Task instructions:
Please set down every entry below exactly as given.

Data to process:
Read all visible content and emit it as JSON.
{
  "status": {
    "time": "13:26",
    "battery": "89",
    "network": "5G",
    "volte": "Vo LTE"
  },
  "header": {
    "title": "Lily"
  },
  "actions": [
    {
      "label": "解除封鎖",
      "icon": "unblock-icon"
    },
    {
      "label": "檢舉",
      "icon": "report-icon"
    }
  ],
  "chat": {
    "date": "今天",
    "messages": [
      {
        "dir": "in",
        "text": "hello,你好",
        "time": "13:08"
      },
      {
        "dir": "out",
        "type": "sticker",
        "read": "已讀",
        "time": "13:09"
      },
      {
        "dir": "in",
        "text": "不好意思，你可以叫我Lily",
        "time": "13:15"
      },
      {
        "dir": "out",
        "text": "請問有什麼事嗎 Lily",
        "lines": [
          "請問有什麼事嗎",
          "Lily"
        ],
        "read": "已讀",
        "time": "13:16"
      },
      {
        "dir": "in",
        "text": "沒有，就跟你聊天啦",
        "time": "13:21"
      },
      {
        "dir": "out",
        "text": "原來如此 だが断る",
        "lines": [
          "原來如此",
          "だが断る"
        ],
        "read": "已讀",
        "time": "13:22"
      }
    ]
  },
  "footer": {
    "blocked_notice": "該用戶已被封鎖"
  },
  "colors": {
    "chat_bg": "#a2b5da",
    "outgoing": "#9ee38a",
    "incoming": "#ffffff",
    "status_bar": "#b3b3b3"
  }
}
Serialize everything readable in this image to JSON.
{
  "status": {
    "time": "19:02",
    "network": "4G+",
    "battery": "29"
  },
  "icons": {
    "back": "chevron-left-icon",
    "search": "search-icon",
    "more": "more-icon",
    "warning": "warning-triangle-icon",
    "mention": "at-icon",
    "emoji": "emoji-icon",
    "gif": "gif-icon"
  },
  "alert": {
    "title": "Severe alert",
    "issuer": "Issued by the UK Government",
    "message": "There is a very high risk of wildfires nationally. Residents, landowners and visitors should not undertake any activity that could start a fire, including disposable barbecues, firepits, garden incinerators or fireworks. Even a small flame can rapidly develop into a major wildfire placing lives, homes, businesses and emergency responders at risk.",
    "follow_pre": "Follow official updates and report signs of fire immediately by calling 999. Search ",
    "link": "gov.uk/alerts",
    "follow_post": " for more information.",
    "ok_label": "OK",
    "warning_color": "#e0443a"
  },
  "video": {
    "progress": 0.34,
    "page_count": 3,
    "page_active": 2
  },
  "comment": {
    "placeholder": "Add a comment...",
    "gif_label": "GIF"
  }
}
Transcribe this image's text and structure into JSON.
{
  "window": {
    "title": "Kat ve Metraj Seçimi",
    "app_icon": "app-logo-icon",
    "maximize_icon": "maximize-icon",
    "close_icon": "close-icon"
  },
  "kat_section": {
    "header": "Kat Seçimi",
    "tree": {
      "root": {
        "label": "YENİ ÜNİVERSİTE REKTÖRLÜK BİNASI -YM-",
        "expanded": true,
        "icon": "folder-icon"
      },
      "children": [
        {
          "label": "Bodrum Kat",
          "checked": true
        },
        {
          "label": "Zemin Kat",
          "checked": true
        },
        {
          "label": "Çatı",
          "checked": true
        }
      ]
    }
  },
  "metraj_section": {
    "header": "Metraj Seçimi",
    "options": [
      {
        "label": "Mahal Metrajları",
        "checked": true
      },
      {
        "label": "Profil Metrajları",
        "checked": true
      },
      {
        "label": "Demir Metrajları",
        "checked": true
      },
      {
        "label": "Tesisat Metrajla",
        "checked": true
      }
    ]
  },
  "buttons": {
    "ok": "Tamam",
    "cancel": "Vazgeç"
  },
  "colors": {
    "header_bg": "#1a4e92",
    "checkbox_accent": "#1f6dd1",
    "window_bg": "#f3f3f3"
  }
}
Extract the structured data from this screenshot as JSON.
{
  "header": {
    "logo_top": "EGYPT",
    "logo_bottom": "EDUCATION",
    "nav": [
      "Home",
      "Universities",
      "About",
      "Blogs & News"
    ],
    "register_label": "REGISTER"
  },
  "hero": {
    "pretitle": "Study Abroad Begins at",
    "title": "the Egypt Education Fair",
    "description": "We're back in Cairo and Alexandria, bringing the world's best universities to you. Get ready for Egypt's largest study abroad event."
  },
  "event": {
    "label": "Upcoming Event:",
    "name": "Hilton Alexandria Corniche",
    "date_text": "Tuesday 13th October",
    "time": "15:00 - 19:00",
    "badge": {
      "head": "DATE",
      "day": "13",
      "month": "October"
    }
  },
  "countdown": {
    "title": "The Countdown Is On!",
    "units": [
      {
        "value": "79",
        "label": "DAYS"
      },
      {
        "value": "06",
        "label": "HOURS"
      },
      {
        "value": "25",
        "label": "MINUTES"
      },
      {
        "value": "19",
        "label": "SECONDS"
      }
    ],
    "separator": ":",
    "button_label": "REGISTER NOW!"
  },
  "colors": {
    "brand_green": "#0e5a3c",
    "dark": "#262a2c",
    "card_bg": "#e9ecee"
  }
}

Response area:
Read all visible content and emit it as JSON.
{
  "status": {
    "time": "13:26",
    "battery": "89",
    "network": "5G",
    "volte": "Vo LTE"
  },
  "header": {
    "title": "Lily"
  },
  "actions": [
    {
      "label": "解除封鎖",
      "icon": "unblock-icon"
    },
    {
      "label": "檢舉",
      "icon": "report-icon"
    }
  ],
  "chat": {
    "date": "今天",
    "messages": [
      {
        "dir": "in",
        "text": "hello,你好",
        "time": "13:08"
      },
      {
        "dir": "out",
        "type": "sticker",
        "read": "已讀",
        "time": "13:09"
      },
      {
        "dir": "in",
        "text": "不好意思，你可以叫我Lily",
        "time": "13:15"
      },
      {
        "dir": "out",
        "text": "請問有什麼事嗎 Lily",
        "lines": [
          "請問有什麼事嗎",
          "Lily"
        ],
        "read": "已讀",
        "time": "13:16"
      },
      {
        "dir": "in",
        "text": "沒有，就跟你聊天啦",
        "time": "13:21"
      },
      {
        "dir": "out",
        "text": "原來如此 だが断る",
        "lines": [
          "原來如此",
          "だが断る"
        ],
        "read": "已讀",
        "time": "13:22"
      }
    ]
  },
  "footer": {
    "blocked_notice": "該用戶已被封鎖"
  },
  "colors": {
    "chat_bg": "#a2b5da",
    "outgoing": "#9ee38a",
    "incoming": "#ffffff",
    "status_bar": "#b3b3b3"
  }
}
Serialize everything readable in this image to JSON.
{
  "status": {
    "time": "19:02",
    "network": "4G+",
    "battery": "29"
  },
  "icons": {
    "back": "chevron-left-icon",
    "search": "search-icon",
    "more": "more-icon",
    "warning": "warning-triangle-icon",
    "mention": "at-icon",
    "emoji": "emoji-icon",
    "gif": "gif-icon"
  },
  "alert": {
    "title": "Severe alert",
    "issuer": "Issued by the UK Government",
    "message": "There is a very high risk of wildfires nationally. Residents, landowners and visitors should not undertake any activity that could start a fire, including disposable barbecues, firepits, garden incinerators or fireworks. Even a small flame can rapidly develop into a major wildfire placing lives, homes, businesses and emergency responders at risk.",
    "follow_pre": "Follow official updates and report signs of fire immediately by calling 999. Search ",
    "link": "gov.uk/alerts",
    "follow_post": " for more information.",
    "ok_label": "OK",
    "warning_color": "#e0443a"
  },
  "video": {
    "progress": 0.34,
    "page_count": 3,
    "page_active": 2
  },
  "comment": {
    "placeholder": "Add a comment...",
    "gif_label": "GIF"
  }
}
Transcribe this image's text and structure into JSON.
{
  "window": {
    "title": "Kat ve Metraj Seçimi",
    "app_icon": "app-logo-icon",
    "maximize_icon": "maximize-icon",
    "close_icon": "close-icon"
  },
  "kat_section": {
    "header": "Kat Seçimi",
    "tree": {
      "root": {
        "label": "YENİ ÜNİVERSİTE REKTÖRLÜK BİNASI -YM-",
        "expanded": true,
        "icon": "folder-icon"
      },
      "children": [
        {
          "label": "Bodrum Kat",
          "checked": true
        },
        {
          "label": "Zemin Kat",
          "checked": true
        },
        {
          "label": "Çatı",
          "checked": true
        }
      ]
    }
  },
  "metraj_section": {
    "header": "Metraj Seçimi",
    "options": [
      {
        "label": "Mahal Metrajları",
        "checked": true
      },
      {
        "label": "Profil Metrajları",
        "checked": true
      },
      {
        "label": "Demir Metrajları",
        "checked": true
      },
      {
        "label": "Tesisat Metrajla",
        "checked": true
      }
    ]
  },
  "buttons": {
    "ok": "Tamam",
    "cancel": "Vazgeç"
  },
  "colors": {
    "header_bg": "#1a4e92",
    "checkbox_accent": "#1f6dd1",
    "window_bg": "#f3f3f3"
  }
}
Extract the structured data from this screenshot as JSON.
{
  "header": {
    "logo_top": "EGYPT",
    "logo_bottom": "EDUCATION",
    "nav": [
      "Home",
      "Universities",
      "About",
      "Blogs & News"
    ],
    "register_label": "REGISTER"
  },
  "hero": {
    "pretitle": "Study Abroad Begins at",
    "title": "the Egypt Education Fair",
    "description": "We're back in Cairo and Alexandria, bringing the world's best universities to you. Get ready for Egypt's largest study abroad event."
  },
  "event": {
    "label": "Upcoming Event:",
    "name": "Hilton Alexandria Corniche",
    "date_text": "Tuesday 13th October",
    "time": "15:00 - 19:00",
    "badge": {
      "head": "DATE",
      "day": "13",
      "month": "October"
    }
  },
  "countdown": {
    "title": "The Countdown Is On!",
    "units": [
      {
        "value": "79",
        "label": "DAYS"
      },
      {
        "value": "06",
        "label": "HOURS"
      },
      {
        "value": "25",
        "label": "MINUTES"
      },
      {
        "value": "19",
        "label": "SECONDS"
      }
    ],
    "separator": ":",
    "button_label": "REGISTER NOW!"
  },
  "colors": {
    "brand_green": "#0e5a3c",
    "dark": "#262a2c",
    "card_bg": "#e9ecee"
  }
}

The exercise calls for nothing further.